Develop healthy sleeping patterns. Don’t push on having less than you know you need and don’t oversleep. Try to develop good routines. Take naps occasionally if you need to. If you eat and exercise better, then you’ll likely sleep better too.
- Eat well
Cut the junk food, eat healthy, and drink plenty of water.
Exercise your heart. Build your muscles. Increase your stamina. Improve your flexibility. Do it regularly, but don’t overdo it.
Margin in Time
We live busy lives. We speak of having no time, losing time, borrowing time, being out of time, and trying to find the time. We’re constantly filling all our time and need to create margins.
With smart phones, laptop computers and wireless internet, some people are always in work time and need to learn how to margin time to rest. In creating a margin of time we must allow time for ourselves, our families, our friendships, and God. Again this means learning to say ‘no’, to make priorities and honour them. Some things need to drop out of our lives—we can just keep adding.

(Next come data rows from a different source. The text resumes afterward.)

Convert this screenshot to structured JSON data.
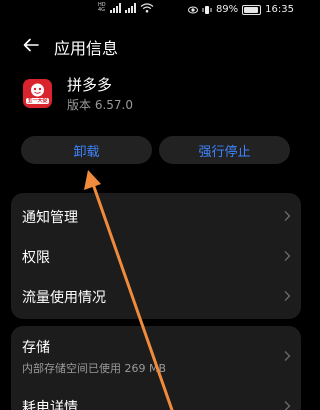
{
  "status_bar": {
    "net_tag_top": "HD",
    "net_tag_bottom": "4G",
    "battery_percent": "89%",
    "time": "16:35"
  },
  "header": {
    "title": "应用信息"
  },
  "app": {
    "name": "拼多多",
    "version": "版本 6.57.0",
    "icon_badge_text": "五一大促",
    "brand_color": "#d9232d"
  },
  "actions": {
    "uninstall_label": "卸载",
    "force_stop_label": "强行停止",
    "accent_color": "#3d84ff"
  },
  "settings_group1": [
    {
      "label": "通知管理"
    },
    {
      "label": "权限"
    },
    {
      "label": "流量使用情况"
    }
  ],
  "settings_group2": [
    {
      "label": "存储",
      "sub": "内部存储空间已使用 269 MB"
    },
    {
      "label": "耗电详情"
    }
  ],
  "annotation": {
    "arrow_color": "#f08a3c",
    "icon": "pointer-arrow"
  }
}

We need to relearn the value of simplicity and contentment instead of continuously desiring the latest and greatest. We should probably turn the television off and find other things to do. Maybe surfing the internet isn’t the best alternative. We should stop living in the frantic and urgent, and devote more to the long-term and important. We should focus less on how much we do and evaluate what is best to do. Let’s stop and reflect, enjoy what we do, and learn from it.
Create buffer zones, plan free time. Ask yourself—do you have time for the unplanned and unexpected? Stop being so busy and plan to make yourself available.
Margin in Finances
Our world is in economic crisis. We can’t keep on living beyond our means and expect things to keep getting better and better. This is true globally, nationally, and personally. Creating financial margin has obvious benefits. Lowering expenses below our incomes decreases stress and pressure. Having margin gives us opportunity to contribute to the needs of others.
Some people are in deep trouble financially. Swenson offers some suggestions for restoring financial margin, and here is my summary:
- Don’t allow economics to be your primary measure in life
- Be willing to part with the culture in its quest for more and more things
- Live within your means
- Discipline your desires and redefine your needs
- Decrease spending and increase saving
- Make a budget
- Cut up your credit cards
- Limit your mortgage
- Resist impulse buying
- Depreciate things and appreciate people
- Learn to lend and give away your things
- Forget fashion
- Do without
- Remember what you have belongs to God
Increasing my margin
Creating margin is a helpful way of describing how to ‘underload’ our overloaded lives. We need to create margin. Margin for people, margin for ourselves, margin to think and plan, margin to refresh, margin to stay out of debt, and more. My problem is I’ve so often closed that margin.
I remember looking at my timetable one day and realising that I’d booked meetings back to back all day. There was no time to plan before meetings, reflect after meetings, or travel between meetings. As the day went on I’d get further behind and I’d finish the day exhausted. No doubt the latter meetings weren’t as helpful as the earlier ones. So I began slotting in longer times for my meetings to allow time to catch my breath, think over what was coming up, jot notes afterwards, pray about what I was doing, and to allow for travel from one meeting to another.
This afternoon I attended a farewell event for a fellow pastor in Canberra. It was a wonderful tribute to the work of God in and through this man and his family. One thing stood out among the many praises showered on this man—he always has time for people. Ministers are infamous for putting out the vibe of busyness, so it was exciting to hear of a friend who has broken the mould. Would that this be me and many others I know.
Busyness is not cool. It’s not a virtue. It’s not a sign of how important, indispensable or valuable we are. It’s more often an indicator that we haven’t managed to effectively prioritise or manage our time. It probably means we’re dominated by the urgent rather than the important. And it certainly means we need to create margin in our lives.